As part of School Board Recognition Month, Superintendent Dr. Glenn Maleyko took time at the January 13, 2020 School Board meeting to thank the Trustees for their service to the community. 

“On behalf of our students, staff and community, I would like to thank our board trustees for their enduring dedication to public education. As superintendent, I truly appreciate the diversity of experience and the professionalism this group of trustees brings to the table.  They are very knowledgeable about the workings of our district and the latest issues impacting education,” said Superintendent Dr. Glenn Maleyko.

School Board members in Dearborn develop policies and make tough decisions that help shape the future of the district.  They bear responsibility for the third largest district in Michigan with an annual budget of more than $220 million, an enrollment of almost 21,000 students, and 2,700 employees working in 34 buildings. 

In addition, Dearborn School Board trustees also serve as trustees for Henry Ford College. They are the only school board trustees in the state that also serve as trustees for a local college.  This dual responsibility means trustees spend twice the amount of time dedicated to serving the community. They evaluate both the superintendent and college president, attend twice the number of meetings, and must keep abreast of issues, laws, and legislation impacting both grades P-12 and the college.

Superintendent Maleyko added, “I have worked with them this past year on several important projects including the renewal of our strategic plan, budget planning for the 19-20 school year, and most importantly addressing our infrastructure and capacity needs that ultimately led to the bond proposal this past November. Although the outcome of the election was not favorable, the board did a tremendous amount of work providing leadership throughout the entire process leading up to and during the bond campaign.  I look forward to continuing that work as we move forward to develop a modified plan. “ 

The board began the calendar year with a brief organizational meeting to select new officers.  Those appointments include Hussein Berry as president, Jim Thorpe as vice president, Mary Lane as Secretary and Roxanne McDonald as treasurer.  Trustee Mary Petlichkoff was given an honorary gavel to commemorate her service last year as School Board President.

Below are your Dearborn Public Schools trustees for 2020.  Four terms will expire by the end of the year and will be part of the November ballot.

Trustee Roxanne McDonald has served six years on the board after being elected in November 2011.  She did not serve in 2017 and 2018, but was reelected in November 2018. Her current term expires at the end of 2024.

Trustee James Thorpe has served three years on the board after first being elected in November 2016 to a partial term.  He was reelected in November 2018 to a full term, which expires at the end of 2024.

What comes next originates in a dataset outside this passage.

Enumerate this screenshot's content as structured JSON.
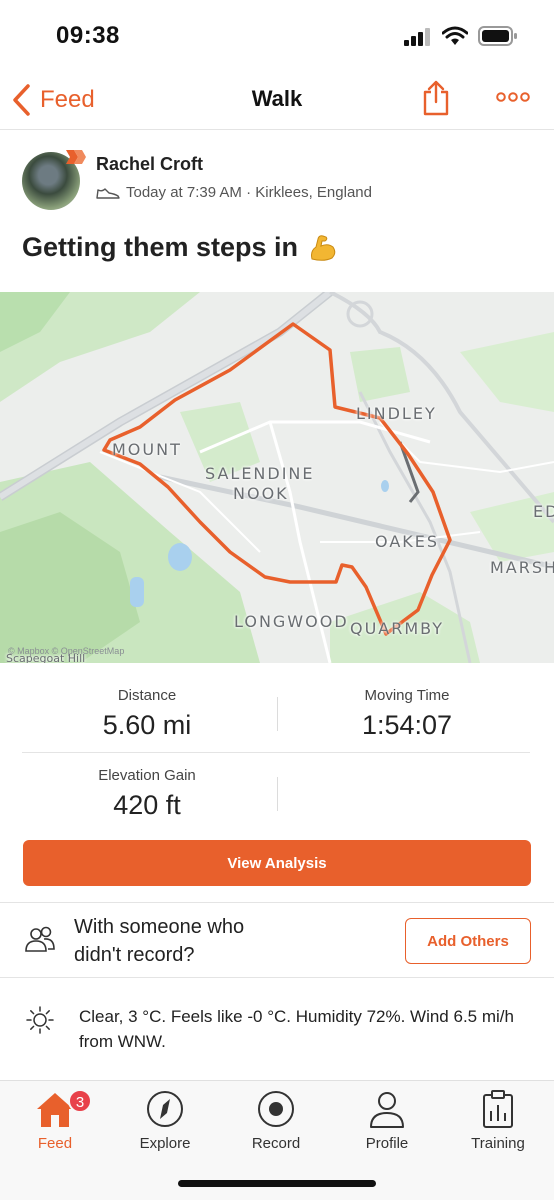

Trustee Hussein Berry has served on the board for eight years.  He initially served from 2010 to 2014 and was elected again in November 2016 to a term which lasts through 2022.

Trustee Mary Lane was first elected to the board in November 1999, but did not serve in 2008.  She has 18 years of board experience, and her current term expires at the end of 2020.

Trustee Michael Meade was elected in November 2014 and has five years of board experience.  His current term expires at the end of 2020.

Trustee Mary Petlichkoff has served on the board nine years.  She was first elected in 2006 and served from 2007 to 2010.  She returned to the board after being elected again in November 2014.  Her current term expires at the end of 2020.

Trustee Adel Mozip was appointed to the board in April 2019.  He will serve until elections are certified in November, when the winning candidate for the partial term will join to board to fill the remaining two years of the seat vacated by Fadwa Hammoud. The Dearborn Board of Education, and the hundreds like it across the state, preserves public education, the core of the United States democracy. They ensure that decisions on school programming are made by people elected to represent the community’s values, culture and circumstances.  They are citizens whose decisions affect students and build the local community.